Work task
Among the lines of the records below, copy those that hold the word "meta".

··· Records for processing ···

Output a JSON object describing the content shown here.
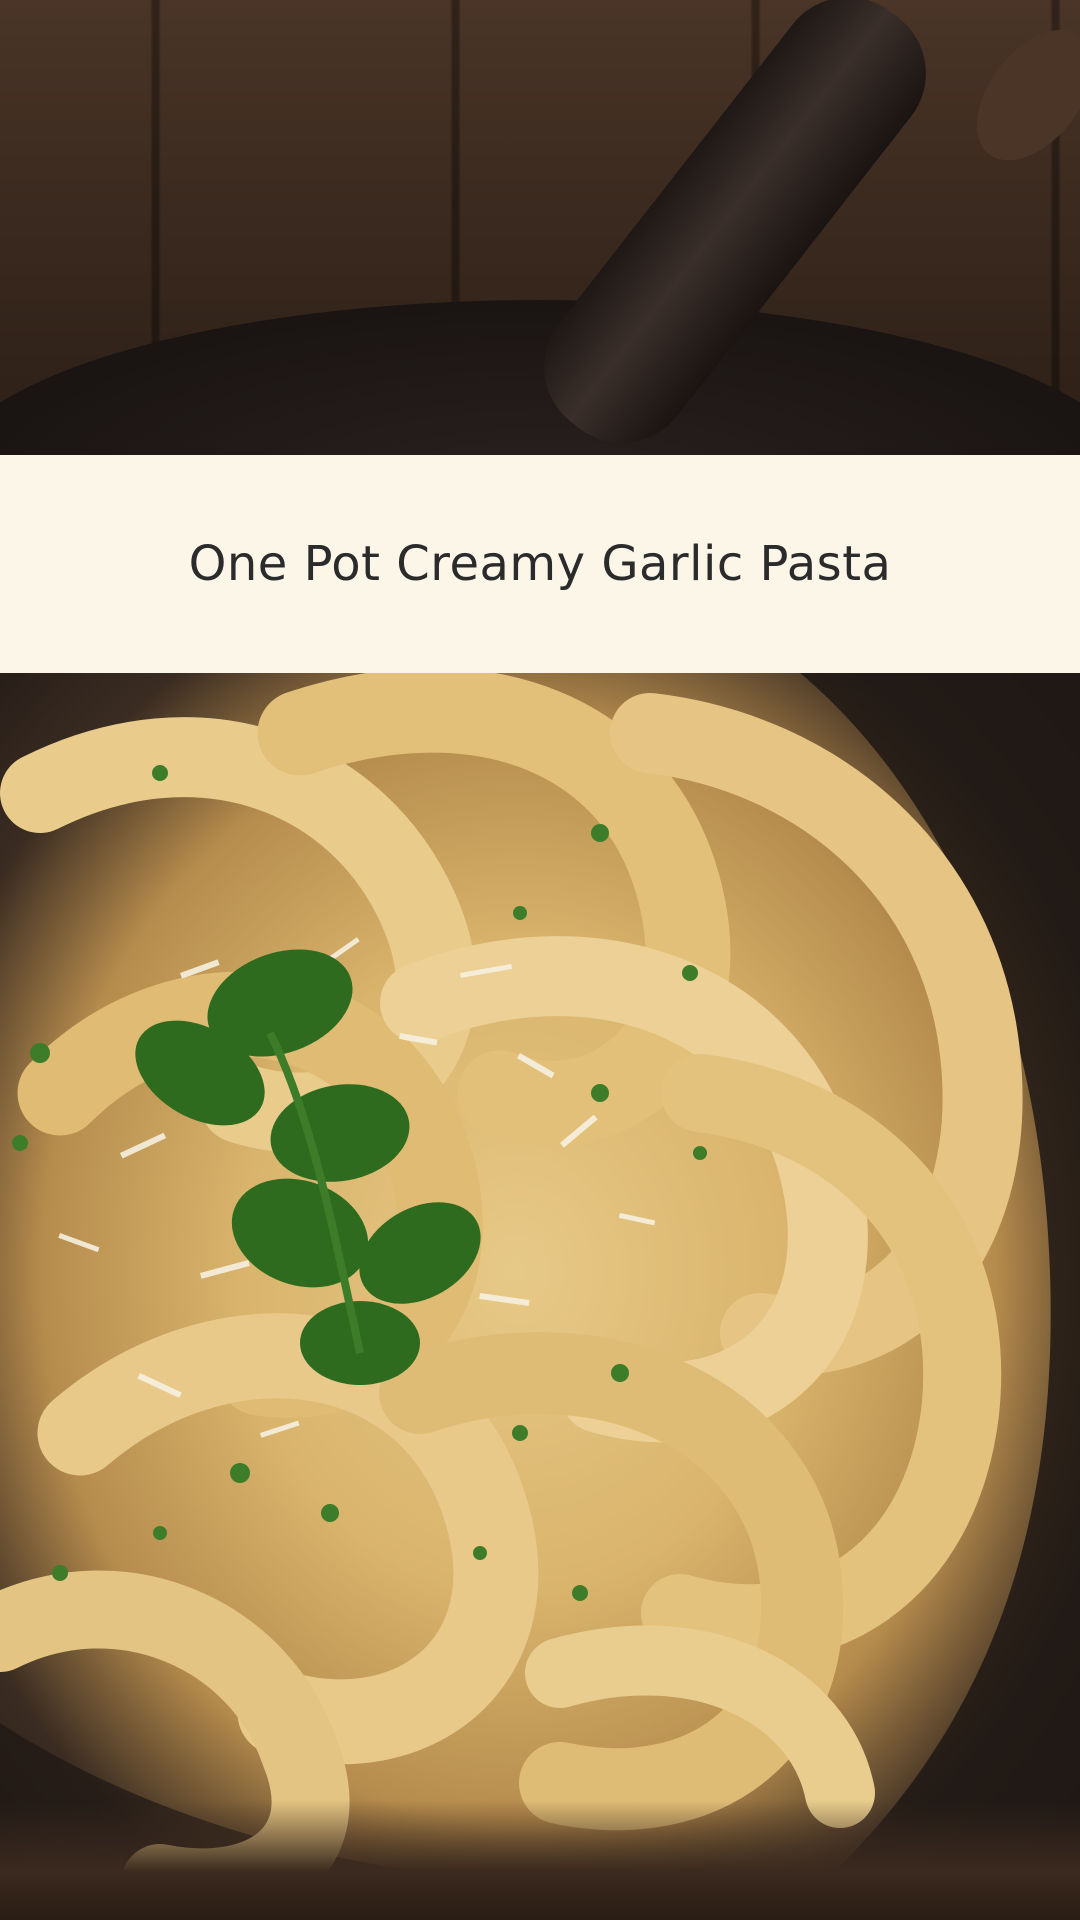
{
  "title": "One Pot Creamy Garlic Pasta",
  "colors": {
    "banner_background": "#fcf6e8",
    "title_text": "#2b2b2b",
    "pasta": "#e3c07c",
    "skillet": "#1e1714",
    "parsley": "#2f6b1f",
    "wood": "#3b2a1f"
  },
  "images": {
    "top": "wooden-table-with-cast-iron-skillet-handle",
    "bottom": "pappardelle-pasta-with-parmesan-and-parsley-in-cast-iron-skillet"
  }
}
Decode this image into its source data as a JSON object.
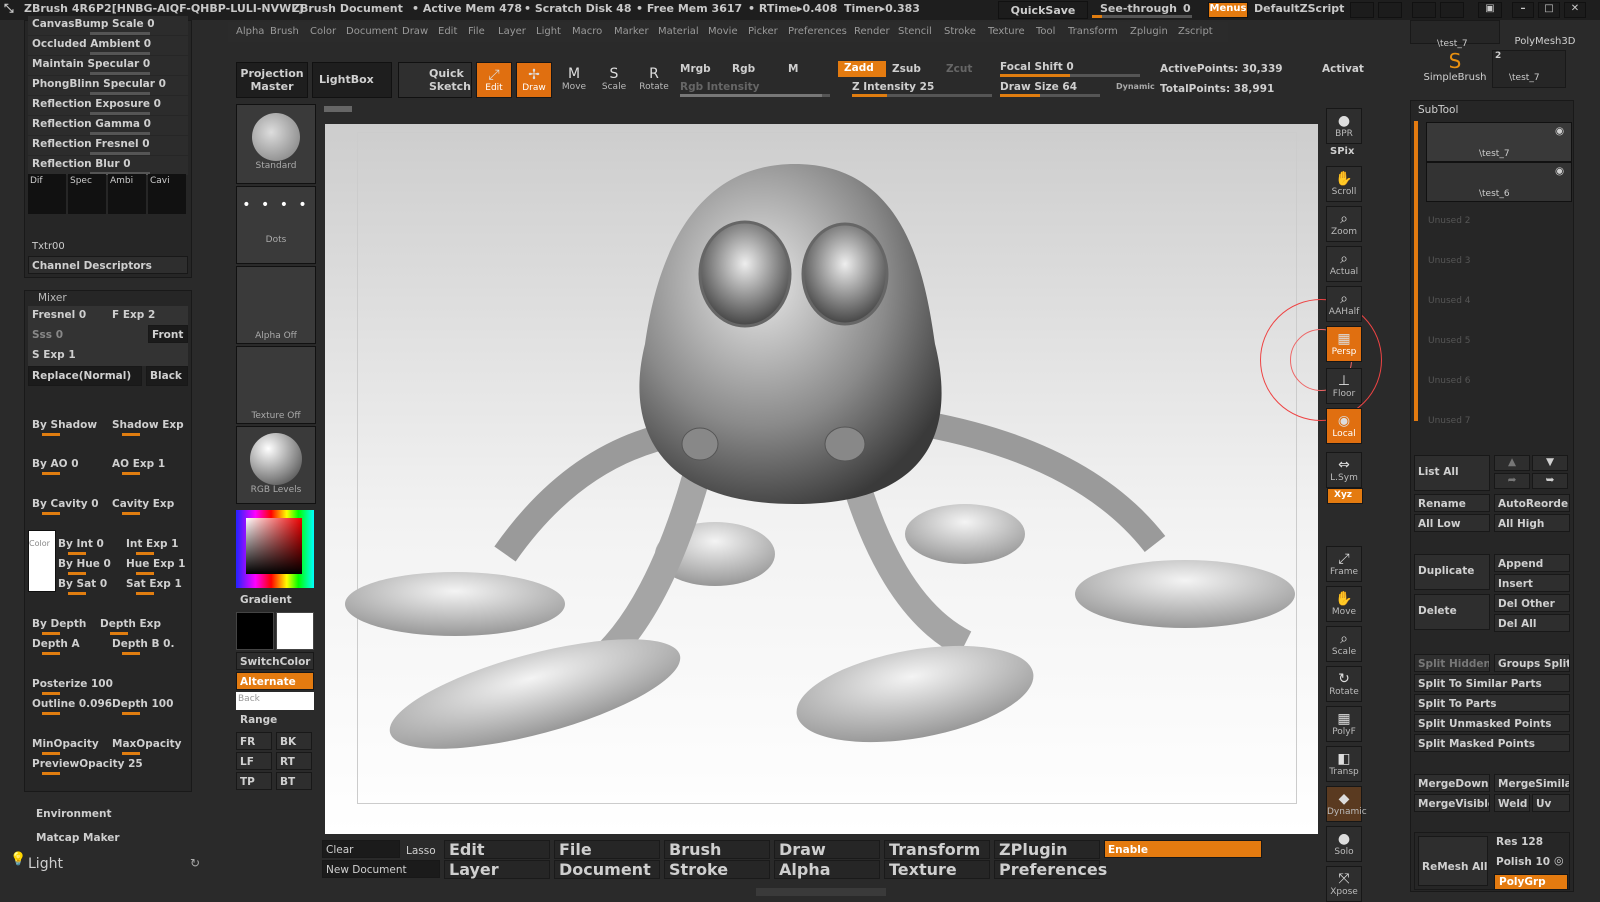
{
  "title_bar": {
    "app": "ZBrush 4R6",
    "license": "P2[HNBG-AIQF-QHBP-LULI-NVWL]",
    "document": "ZBrush Document",
    "active_mem": "• Active Mem 478",
    "scratch_disk": "• Scratch Disk 48",
    "free_mem": "• Free Mem 3617",
    "rtime": "• RTime▸0.408",
    "timer": "Timer▸0.383",
    "quicksave": "QuickSave",
    "see_through": "See-through",
    "see_through_value": "0",
    "menus": "Menus",
    "default_zscript": "DefaultZScript"
  },
  "menu": [
    "Alpha",
    "Brush",
    "Color",
    "Document",
    "Draw",
    "Edit",
    "File",
    "Layer",
    "Light",
    "Macro",
    "Marker",
    "Material",
    "Movie",
    "Picker",
    "Preferences",
    "Render",
    "Stencil",
    "Stroke",
    "Texture",
    "Tool",
    "Transform",
    "Zplugin",
    "Zscript"
  ],
  "toolbar": {
    "projection_master": "Projection Master",
    "lightbox": "LightBox",
    "quick_sketch": "Quick Sketch",
    "edit": "Edit",
    "draw": "Draw",
    "move": "Move",
    "scale": "Scale",
    "rotate": "Rotate",
    "mrgb": "Mrgb",
    "rgb": "Rgb",
    "m": "M",
    "zadd": "Zadd",
    "zsub": "Zsub",
    "zcut": "Zcut",
    "rgb_intensity": "Rgb Intensity",
    "z_intensity": "Z Intensity 25",
    "focal_shift": "Focal Shift 0",
    "draw_size": "Draw Size 64",
    "dynamic": "Dynamic",
    "active_points": "ActivePoints: 30,339",
    "total_points": "TotalPoints: 38,991",
    "activate": "Activat"
  },
  "left_panel": {
    "top_rows": [
      "CanvasBump Scale 0",
      "Occluded Ambient 0",
      "Maintain Specular 0",
      "PhongBlinn Specular 0",
      "Reflection Exposure 0",
      "Reflection Gamma 0",
      "Reflection Fresnel 0",
      "Reflection Blur 0"
    ],
    "channels": [
      "Dif",
      "Spec",
      "Ambi",
      "Cavi"
    ],
    "txtr": "Txtr00",
    "channel_descriptors": "Channel Descriptors",
    "mixer_title": "Mixer",
    "fresnel": "Fresnel 0",
    "f_exp": "F Exp 2",
    "sss": "Sss 0",
    "front": "Front",
    "s_exp": "S Exp 1",
    "replace": "Replace(Normal)",
    "black": "Black",
    "by_shadow": "By Shadow",
    "shadow_exp": "Shadow Exp",
    "by_ao": "By AO 0",
    "ao_exp": "AO Exp 1",
    "by_cavity": "By Cavity 0",
    "cavity_exp": "Cavity Exp",
    "color": "Color",
    "by_int": "By Int 0",
    "int_exp": "Int Exp 1",
    "by_hue": "By Hue 0",
    "hue_exp": "Hue Exp 1",
    "by_sat": "By Sat 0",
    "sat_exp": "Sat Exp 1",
    "by_depth": "By Depth",
    "depth_exp": "Depth Exp",
    "depth_a": "Depth A",
    "depth_b": "Depth B 0.",
    "posterize": "Posterize 100",
    "outline": "Outline 0.096",
    "depth": "Depth 100",
    "min_opacity": "MinOpacity",
    "max_opacity": "MaxOpacity",
    "preview_opacity": "PreviewOpacity 25",
    "environment": "Environment",
    "matcap_maker": "Matcap Maker",
    "light": "Light"
  },
  "shelf": {
    "standard": "Standard",
    "dots": "Dots",
    "alpha_off": "Alpha Off",
    "texture_off": "Texture Off",
    "rgb_levels": "RGB Levels",
    "gradient": "Gradient",
    "switch_color": "SwitchColor",
    "alternate": "Alternate",
    "back": "Back",
    "range": "Range",
    "views": [
      "FR",
      "BK",
      "LF",
      "RT",
      "TP",
      "BT"
    ]
  },
  "right_tools": [
    "BPR",
    "SPix",
    "Scroll",
    "Zoom",
    "Actual",
    "AAHalf",
    "Persp",
    "Floor",
    "Local",
    "L.Sym",
    "Xyz",
    "Frame",
    "Move",
    "Scale",
    "Rotate",
    "PolyF",
    "Transp",
    "Dynamic",
    "Solo",
    "Xpose"
  ],
  "subtool": {
    "top_tools": [
      "\\test_7",
      "PolyMesh3D",
      "SimpleBrush",
      "\\test_7"
    ],
    "top_count": "2",
    "title": "SubTool",
    "items": [
      "\\test_7",
      "\\test_6"
    ],
    "unused": [
      "Unused 2",
      "Unused 3",
      "Unused 4",
      "Unused 5",
      "Unused 6",
      "Unused 7"
    ],
    "list_all": "List All",
    "rename": "Rename",
    "auto_reorder": "AutoReorder",
    "all_low": "All Low",
    "all_high": "All High",
    "duplicate": "Duplicate",
    "append": "Append",
    "insert": "Insert",
    "delete": "Delete",
    "del_other": "Del Other",
    "del_all": "Del All",
    "split_hidden": "Split Hidden",
    "groups_split": "Groups Split",
    "split_similar": "Split To Similar Parts",
    "split_parts": "Split To Parts",
    "split_unmasked": "Split Unmasked Points",
    "split_masked": "Split Masked Points",
    "merge_down": "MergeDown",
    "merge_similar": "MergeSimilar",
    "merge_visible": "MergeVisible",
    "weld": "Weld",
    "uv": "Uv",
    "remesh_all": "ReMesh All",
    "res": "Res 128",
    "polish": "Polish 10",
    "polygrp": "PolyGrp"
  },
  "bottom": {
    "clear": "Clear",
    "lasso": "Lasso",
    "new_document": "New Document",
    "menus": [
      "Edit",
      "File",
      "Brush",
      "Draw",
      "Transform",
      "ZPlugin",
      "Layer",
      "Document",
      "Stroke",
      "Alpha",
      "Texture",
      "Preferences"
    ],
    "enable": "Enable"
  },
  "colors": {
    "accent": "#e47b10",
    "bg": "#2a2a2a",
    "panel": "#262626"
  }
}
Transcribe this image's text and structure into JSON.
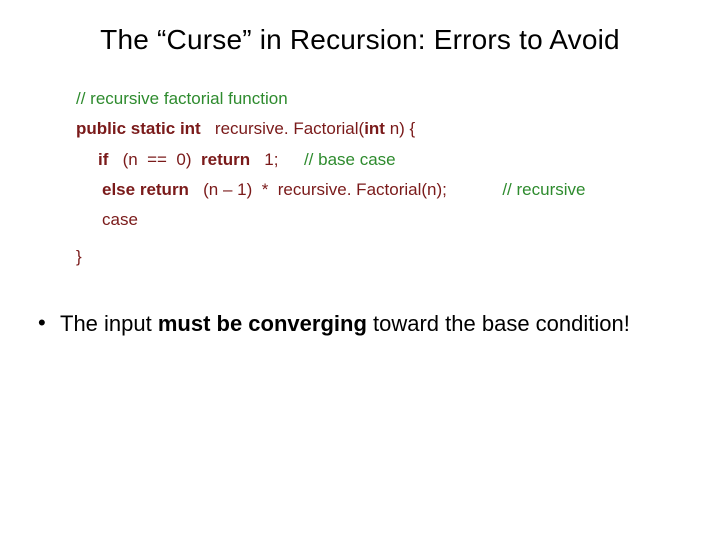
{
  "title": "The “Curse” in Recursion: Errors to Avoid",
  "code": {
    "comment1": "// recursive factorial function",
    "sig": {
      "kw_public": "public",
      "kw_static": "static",
      "kw_int": "int",
      "sp1": "  ",
      "fn_name": "recursive. Factorial(",
      "kw_int2": "int",
      "param_tail": " n) {"
    },
    "l_if": {
      "kw_if": "if",
      "cond": "  (n  ==  0)  ",
      "kw_return": "return",
      "ret_val": "  1; ",
      "comment": "// base case"
    },
    "l_else": {
      "kw_else": "else",
      "sp": " ",
      "kw_return": "return",
      "expr": "  (n – 1)  *  recursive. Factorial(n); ",
      "comment": "// recursive"
    },
    "l_case": "case",
    "closebrace": "}"
  },
  "bullet": {
    "dot": "•",
    "pre": "The input ",
    "strong": "must be converging",
    "post": " toward the base condition!"
  }
}
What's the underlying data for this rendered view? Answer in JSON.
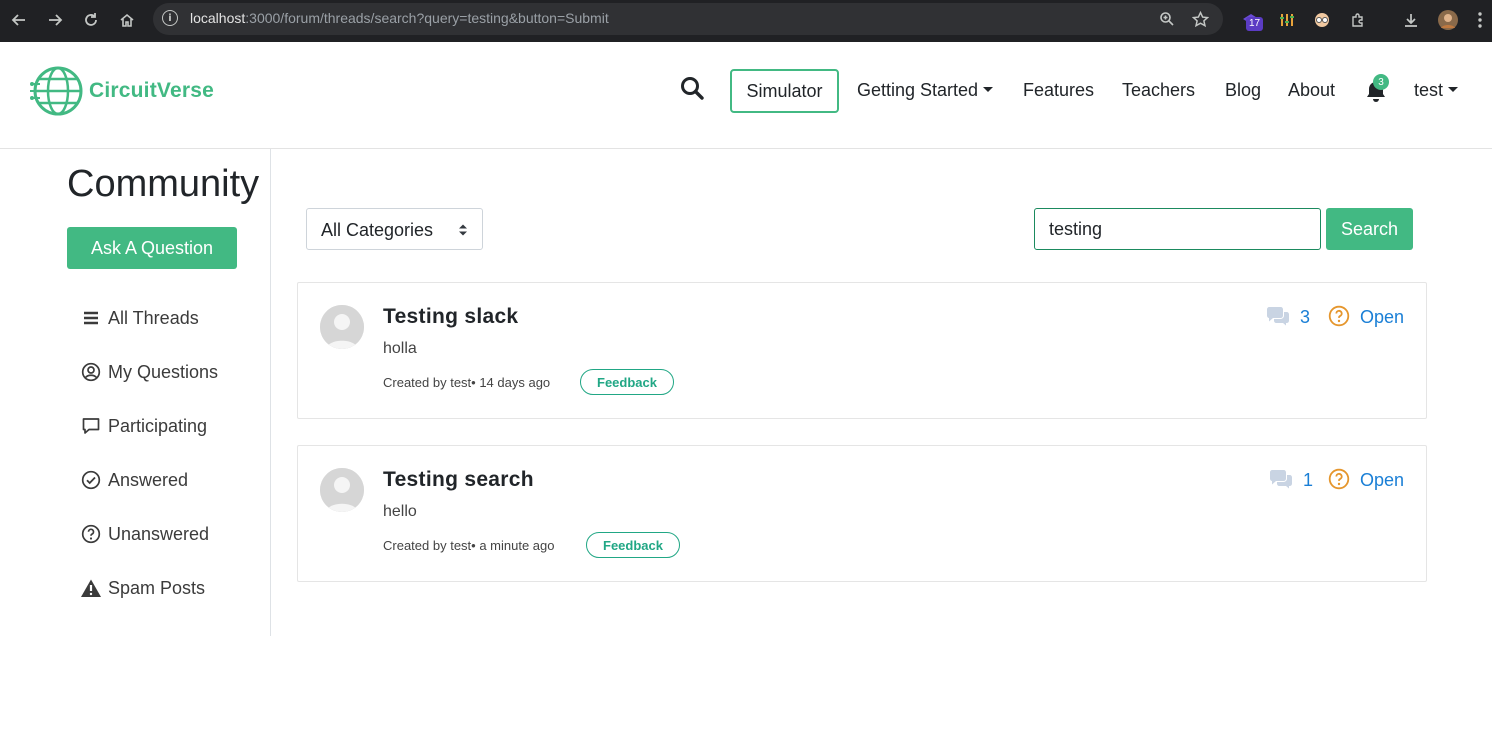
{
  "browser": {
    "url_host": "localhost",
    "url_rest": ":3000/forum/threads/search?query=testing&button=Submit",
    "extension_badge": "17"
  },
  "navbar": {
    "brand": "CircuitVerse",
    "simulator": "Simulator",
    "getting_started": "Getting Started",
    "features": "Features",
    "teachers": "Teachers",
    "blog": "Blog",
    "about": "About",
    "notification_count": "3",
    "user": "test"
  },
  "sidebar": {
    "title": "Community",
    "ask_button": "Ask A Question",
    "items": [
      {
        "label": "All Threads",
        "icon": "list-icon"
      },
      {
        "label": "My Questions",
        "icon": "user-circle-icon"
      },
      {
        "label": "Participating",
        "icon": "comment-icon"
      },
      {
        "label": "Answered",
        "icon": "check-circle-icon"
      },
      {
        "label": "Unanswered",
        "icon": "question-circle-icon"
      },
      {
        "label": "Spam Posts",
        "icon": "warning-icon"
      }
    ]
  },
  "filters": {
    "category_selected": "All Categories",
    "search_value": "testing",
    "search_button": "Search"
  },
  "threads": [
    {
      "title": "Testing slack",
      "body": "holla",
      "meta": "Created by test• 14 days ago",
      "tag": "Feedback",
      "replies": "3",
      "status": "Open"
    },
    {
      "title": "Testing search",
      "body": "hello",
      "meta": "Created by test• a minute ago",
      "tag": "Feedback",
      "replies": "1",
      "status": "Open"
    }
  ],
  "colors": {
    "brand": "#42b983",
    "link": "#1a7fd6",
    "status_icon": "#e5962d",
    "tag": "#21a785"
  }
}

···

Your solution
      "meta": "Created by test• 14 days ago",
      "meta": "Created by test• a minute ago",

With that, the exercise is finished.